*Your objective*:
Gather every line from the entries below that includes "icon".

*Data supplied*:

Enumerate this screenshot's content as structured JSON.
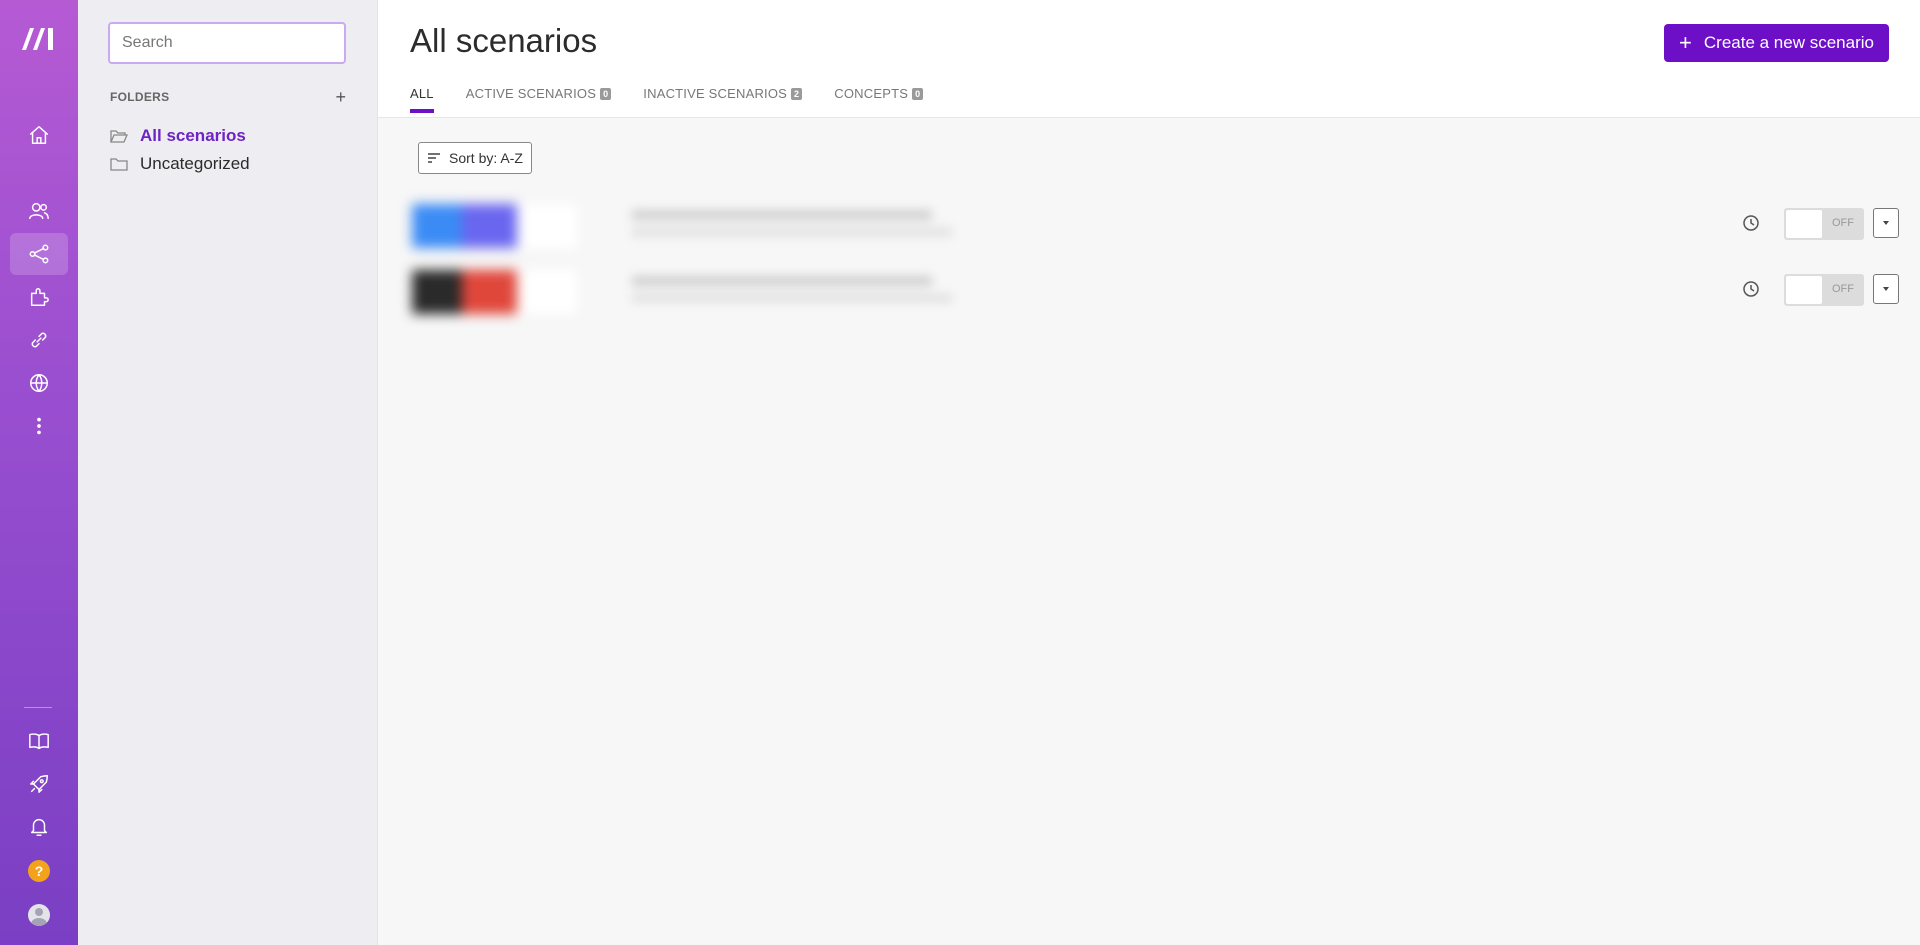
{
  "sidebar": {
    "search_placeholder": "Search",
    "folders_label": "FOLDERS",
    "add_label": "+",
    "folders": [
      {
        "label": "All scenarios",
        "active": true
      },
      {
        "label": "Uncategorized",
        "active": false
      }
    ]
  },
  "rail": {
    "brand": "make-logo",
    "items": [
      "home-icon",
      "team-icon",
      "scenarios-icon",
      "apps-icon",
      "connections-icon",
      "webhooks-icon",
      "more-icon"
    ],
    "bottom": [
      "docs-icon",
      "rocket-icon",
      "bell-icon",
      "help-icon",
      "avatar"
    ],
    "help_label": "?"
  },
  "header": {
    "title": "All scenarios",
    "create_label": "Create a new scenario",
    "create_plus": "+",
    "tabs": [
      {
        "label": "ALL",
        "count": null,
        "active": true
      },
      {
        "label": "ACTIVE SCENARIOS",
        "count": "0"
      },
      {
        "label": "INACTIVE SCENARIOS",
        "count": "2"
      },
      {
        "label": "CONCEPTS",
        "count": "0"
      }
    ]
  },
  "list": {
    "sort_label": "Sort by: A-Z",
    "scenarios": [
      {
        "toggle_label": "OFF",
        "colors": [
          "#3b8bf5",
          "#6a66f0"
        ]
      },
      {
        "toggle_label": "OFF",
        "colors": [
          "#2a2a2a",
          "#e0473b"
        ]
      }
    ]
  },
  "colors": {
    "accent": "#6d0fc7",
    "rail_top": "#b65ad4",
    "rail_bottom": "#7a3fc4"
  }
}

*Exercise result*:
      "home-icon",
      "team-icon",
      "scenarios-icon",
      "apps-icon",
      "connections-icon",
      "webhooks-icon",
      "more-icon"
      "docs-icon",
      "rocket-icon",
      "bell-icon",
      "help-icon",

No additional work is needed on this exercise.